This wasn’t the case last March when the city made a deal with HomeGoods to put a large distribution center in town. That deal is different in that HomeGoods is constructing its own building, but it has requested reimbursements of its construction-related sales tax and any building permit fees through an economic-development incentive program.

The first half of those reimbursements happen only after HomeGoods provides proof first of creating 30 jobs paying an average of 125 percent of Tucson’s median salary. Then the second half comes after the company provides proof of creating an additional 30 jobs at that pay rate. All of this must take place within three years.

A “clawback” provision states that if the company doesn’t completely fulfill its side of the deal within three years, the city takes back any money it has reimbursed to the company.

These are relatively simple terms but were important to the City Council’s consideration of the deal. I know the county is desperate to keep World View here and to help the Aerospace Corridor start flourishing, but these terms were key for the public and elected supervisors to understanding the deal.

How can we be expected to support the deal when we don’t know one of its most important provisions?

BABEU REVELATIONS

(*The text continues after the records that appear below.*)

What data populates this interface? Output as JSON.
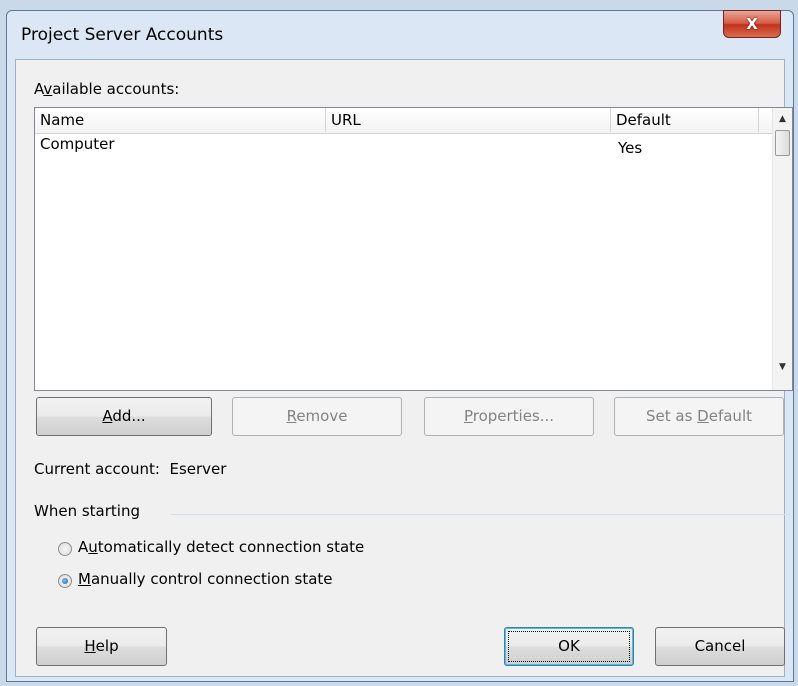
{
  "window": {
    "title": "Project Server Accounts",
    "close_label": "X"
  },
  "available_label": {
    "pre": "A",
    "key": "v",
    "post": "ailable accounts:"
  },
  "list": {
    "columns": [
      "Name",
      "URL",
      "Default"
    ],
    "rows": [
      {
        "name": "Computer",
        "url": "",
        "default": "Yes"
      }
    ],
    "scroll_up": "▲",
    "scroll_down": "▼"
  },
  "buttons": {
    "add": {
      "key": "A",
      "rest": "dd..."
    },
    "remove": {
      "pre": "",
      "key": "R",
      "post": "emove"
    },
    "properties": {
      "pre": "",
      "key": "P",
      "post": "roperties..."
    },
    "set_default": {
      "pre": "Set as ",
      "key": "D",
      "post": "efault"
    },
    "help": {
      "pre": "",
      "key": "H",
      "post": "elp"
    },
    "ok": "OK",
    "cancel": "Cancel"
  },
  "current_account": {
    "label": "Current account:",
    "value": "Eserver"
  },
  "when_starting": {
    "title": "When starting",
    "options": [
      {
        "pre": "A",
        "key": "u",
        "post": "tomatically detect connection state",
        "checked": false
      },
      {
        "pre": "",
        "key": "M",
        "post": "anually control connection state",
        "checked": true
      }
    ]
  }
}
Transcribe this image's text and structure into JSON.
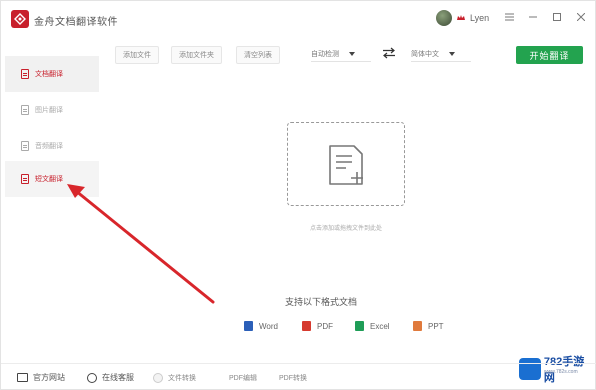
{
  "app": {
    "title": "金舟文档翻译软件",
    "brand_color": "#c8202c",
    "user": {
      "name": "Lyen"
    },
    "window_controls": [
      "menu",
      "minimize",
      "maximize",
      "close"
    ]
  },
  "sidebar": {
    "items": [
      {
        "label": "文档翻译",
        "icon": "document-icon",
        "state": "active"
      },
      {
        "label": "图片翻译",
        "icon": "image-icon",
        "state": "normal"
      },
      {
        "label": "音频翻译",
        "icon": "audio-icon",
        "state": "normal"
      },
      {
        "label": "短文翻译",
        "icon": "text-icon",
        "state": "hover"
      }
    ]
  },
  "toolbar": {
    "buttons": [
      "添加文件",
      "添加文件夹",
      "清空列表"
    ],
    "source_lang": "自动检测",
    "target_lang": "简体中文",
    "start_label": "开始翻译",
    "start_color": "#23a34f"
  },
  "main": {
    "drop_hint": "点击添加或拖拽文件到此处"
  },
  "formats": {
    "title": "支持以下格式文档",
    "items": [
      {
        "label": "Word",
        "color": "#2b5fb8"
      },
      {
        "label": "PDF",
        "color": "#d63a2f"
      },
      {
        "label": "Excel",
        "color": "#1f9d57"
      },
      {
        "label": "PPT",
        "color": "#e07a3c"
      }
    ]
  },
  "bottom": {
    "items": [
      {
        "label": "官方网站",
        "icon": "monitor-icon"
      },
      {
        "label": "在线客服",
        "icon": "headset-icon"
      },
      {
        "label": "文件转换",
        "icon": "convert-icon"
      },
      {
        "label": "PDF编辑",
        "icon": ""
      },
      {
        "label": "PDF转换",
        "icon": ""
      }
    ]
  },
  "watermark": {
    "text": "782手游网",
    "sub": "www.782s.com"
  }
}
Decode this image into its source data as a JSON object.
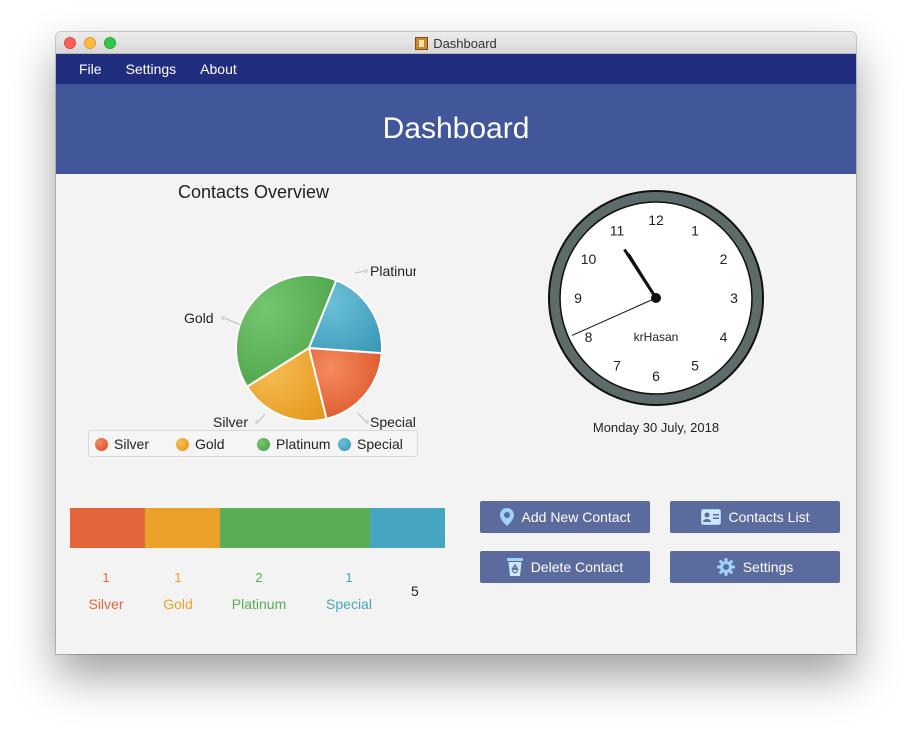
{
  "window": {
    "title": "Dashboard"
  },
  "menu": [
    "File",
    "Settings",
    "About"
  ],
  "header": {
    "title": "Dashboard"
  },
  "chart_data": [
    {
      "type": "pie",
      "title": "Contacts Overview",
      "categories": [
        "Silver",
        "Gold",
        "Platinum",
        "Special"
      ],
      "values": [
        1,
        1,
        2,
        1
      ],
      "colors": [
        "#e2582c",
        "#eda024",
        "#54a850",
        "#43a3c1"
      ],
      "legend": "bottom"
    },
    {
      "type": "bar",
      "stacked": true,
      "orientation": "horizontal",
      "categories": [
        "Silver",
        "Gold",
        "Platinum",
        "Special"
      ],
      "values": [
        1,
        1,
        2,
        1
      ],
      "total": 5,
      "colors": [
        "#e2663a",
        "#eba02a",
        "#58ad55",
        "#46a5c0"
      ]
    }
  ],
  "pie_labels": {
    "silver": "Silver",
    "gold": "Gold",
    "platinum": "Platinum",
    "special": "Special"
  },
  "legend": [
    "Silver",
    "Gold",
    "Platinum",
    "Special"
  ],
  "clock": {
    "numbers": [
      "12",
      "1",
      "2",
      "3",
      "4",
      "5",
      "6",
      "7",
      "8",
      "9",
      "10",
      "11"
    ],
    "label": "krHasan",
    "time": {
      "hour": 10,
      "minute": 54,
      "second": 41
    }
  },
  "date": "Monday 30 July, 2018",
  "summary": {
    "counts": [
      "1",
      "1",
      "2",
      "1"
    ],
    "labels": [
      "Silver",
      "Gold",
      "Platinum",
      "Special"
    ],
    "total": "5"
  },
  "buttons": {
    "add_contact": "Add New Contact",
    "contacts_list": "Contacts List",
    "delete_contact": "Delete Contact",
    "settings": "Settings"
  },
  "icons": {
    "add_contact": "map-pin-icon",
    "contacts_list": "id-card-icon",
    "delete_contact": "recycle-bin-icon",
    "settings": "gear-icon"
  }
}
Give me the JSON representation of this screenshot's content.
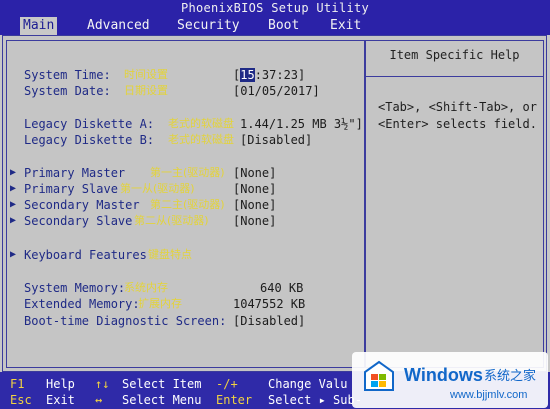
{
  "title": "PhoenixBIOS Setup Utility",
  "menu": [
    {
      "label": "Main",
      "active": true
    },
    {
      "label": "Advanced",
      "active": false
    },
    {
      "label": "Security",
      "active": false
    },
    {
      "label": "Boot",
      "active": false
    },
    {
      "label": "Exit",
      "active": false
    }
  ],
  "help": {
    "title": "Item Specific Help",
    "line1": "<Tab>, <Shift-Tab>, or",
    "line2": "<Enter> selects field."
  },
  "fields": {
    "system_time": {
      "label": "System Time:",
      "cn": "时间设置",
      "value_sel": "15",
      "value_rest": ":37:23]",
      "value_open": "["
    },
    "system_date": {
      "label": "System Date:",
      "cn": "日期设置",
      "value": "[01/05/2017]"
    },
    "legacy_a": {
      "label": "Legacy Diskette A:",
      "cn": "老式的软磁盘",
      "value": "1.44/1.25 MB  3½\"]"
    },
    "legacy_b": {
      "label": "Legacy Diskette B:",
      "cn": "老式的软磁盘",
      "value": "[Disabled]"
    },
    "primary_master": {
      "label": "Primary Master",
      "cn": "第一主(驱动器)",
      "value": "[None]"
    },
    "primary_slave": {
      "label": "Primary Slave",
      "cn": "第一从(驱动器)",
      "value": "[None]"
    },
    "secondary_master": {
      "label": "Secondary Master",
      "cn": "第二主(驱动器)",
      "value": "[None]"
    },
    "secondary_slave": {
      "label": "Secondary Slave",
      "cn": "第二从(驱动器)",
      "value": "[None]"
    },
    "keyboard": {
      "label": "Keyboard Features",
      "cn": "键盘特点"
    },
    "system_memory": {
      "label": "System Memory:",
      "cn": "系统内存",
      "value": "640 KB"
    },
    "extended_memory": {
      "label": "Extended Memory:",
      "cn": "扩展内存",
      "value": "1047552 KB"
    },
    "boot_diag": {
      "label": "Boot-time Diagnostic Screen:",
      "value": "[Disabled]"
    }
  },
  "bottom": {
    "f1": "F1",
    "help": "Help",
    "esc": "Esc",
    "exit": "Exit",
    "arrows_ud": "↑↓",
    "select_item": "Select Item",
    "arrows_lr": "↔",
    "select_menu": "Select Menu",
    "minus_plus": "-/+",
    "enter": "Enter",
    "change_values": "Change Valu",
    "select_sub": "Select ▸ Sub-"
  },
  "watermark": {
    "brand": "Windows",
    "cn": "系统之家",
    "url": "www.bjjmlv.com"
  }
}
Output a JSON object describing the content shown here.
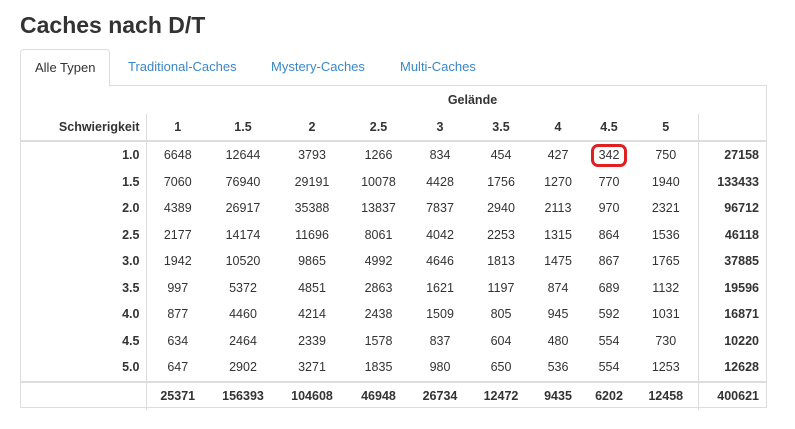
{
  "page": {
    "title": "Caches nach D/T"
  },
  "tabs": [
    {
      "label": "Alle Typen",
      "active": true
    },
    {
      "label": "Traditional-Caches",
      "active": false
    },
    {
      "label": "Mystery-Caches",
      "active": false
    },
    {
      "label": "Multi-Caches",
      "active": false
    }
  ],
  "table": {
    "terrain_header": "Gelände",
    "difficulty_header": "Schwierigkeit",
    "terrain_levels": [
      "1",
      "1.5",
      "2",
      "2.5",
      "3",
      "3.5",
      "4",
      "4.5",
      "5"
    ],
    "rows": [
      {
        "label": "1.0",
        "cells": [
          "6648",
          "12644",
          "3793",
          "1266",
          "834",
          "454",
          "427",
          "342",
          "750"
        ],
        "total": "27158"
      },
      {
        "label": "1.5",
        "cells": [
          "7060",
          "76940",
          "29191",
          "10078",
          "4428",
          "1756",
          "1270",
          "770",
          "1940"
        ],
        "total": "133433"
      },
      {
        "label": "2.0",
        "cells": [
          "4389",
          "26917",
          "35388",
          "13837",
          "7837",
          "2940",
          "2113",
          "970",
          "2321"
        ],
        "total": "96712"
      },
      {
        "label": "2.5",
        "cells": [
          "2177",
          "14174",
          "11696",
          "8061",
          "4042",
          "2253",
          "1315",
          "864",
          "1536"
        ],
        "total": "46118"
      },
      {
        "label": "3.0",
        "cells": [
          "1942",
          "10520",
          "9865",
          "4992",
          "4646",
          "1813",
          "1475",
          "867",
          "1765"
        ],
        "total": "37885"
      },
      {
        "label": "3.5",
        "cells": [
          "997",
          "5372",
          "4851",
          "2863",
          "1621",
          "1197",
          "874",
          "689",
          "1132"
        ],
        "total": "19596"
      },
      {
        "label": "4.0",
        "cells": [
          "877",
          "4460",
          "4214",
          "2438",
          "1509",
          "805",
          "945",
          "592",
          "1031"
        ],
        "total": "16871"
      },
      {
        "label": "4.5",
        "cells": [
          "634",
          "2464",
          "2339",
          "1578",
          "837",
          "604",
          "480",
          "554",
          "730"
        ],
        "total": "10220"
      },
      {
        "label": "5.0",
        "cells": [
          "647",
          "2902",
          "3271",
          "1835",
          "980",
          "650",
          "536",
          "554",
          "1253"
        ],
        "total": "12628"
      }
    ],
    "column_totals": [
      "25371",
      "156393",
      "104608",
      "46948",
      "26734",
      "12472",
      "9435",
      "6202",
      "12458"
    ],
    "grand_total": "400621",
    "highlighted_cell": {
      "row": "1.0",
      "column": "4.5"
    },
    "highlight_color": "#e02020"
  },
  "colors": {
    "link": "#3a87c7",
    "border": "#dddddd",
    "text": "#333333"
  }
}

One of the most interesting episodes in Pinal County Sheriff Paul Babeu’s life story came under harsh scrutiny in Phoenix this week.

Babeu, as you may know, is a leading candidate for the Republican nomination for the U.S. House of Representatives in District 1, which includes much of the northwestern Tucson metro area. Starting in 1998, he spent a couple of years as the top administrator at the DeSisto School, an unusual boarding school for troubled teens in Stockbridge, Mass.

I’m one of several Arizona journalists who has poked around that history, wondering what role Babeu may have played in what the state of Massachusetts later deemed to be abusive disciplinary practices. Of that group, Dave Biscobing of Channel 15 in Phoenix has gone the furthest, traveling to Massachusetts in 2012 to check it out.

This week, Biscobing revealed a home video taken at Christmas 1999 that showed Babeu understood and supported practices such as “cornering” — having students sit in a corner for hours or days. Or sending them to the “farm” where they might do manual labor for days, weeks or months, sometimes with limited food and water.

A Babeu campaign spokesman, Barrett Marson, told me this week that Babeu had no role in disciplining students. And for what it’s worth, from his comments in the video, Babeu seems to have sincerely thought the methods helped the students.

Rivals in the race, though, were quick to try to turn this 17-year-old case to their advantage. Democrat Tom O’Halleran called for Babeu to “come clean” about the school, and Republican Wendy Rogers, who is new to the race, called on Babeu to drop out.

CARROLL IN ROCKY POINT

Pima County Supervisor Ray Carroll got back from a couple of days in Puerto Peñasco this week, having switched places with the mayor of the Mexican city, Ernesto “Kiko” Munro, who came to Tucson.

Carroll had busy days, meeting with the city council, Mexican navy and other local officials, and also had an unexpectedly hostile moment with a local journalist, Rafael Amparán Quezada.

During a press conference, Amparán Quezada questioned Carroll a bit harshly, as he acknowledged to me, over why the United States puts out “warnings” for travelers in Mexico when we can scarcely avoid being shot on this side of the border ourselves. A good question, of course, but not an issue that Carroll is responsible for.

And, of course, he was in Rocky Point to celebrate the cross-border relationship, not spoil it. But it’s good to know we reporters can be such killjoys on both sides of the line.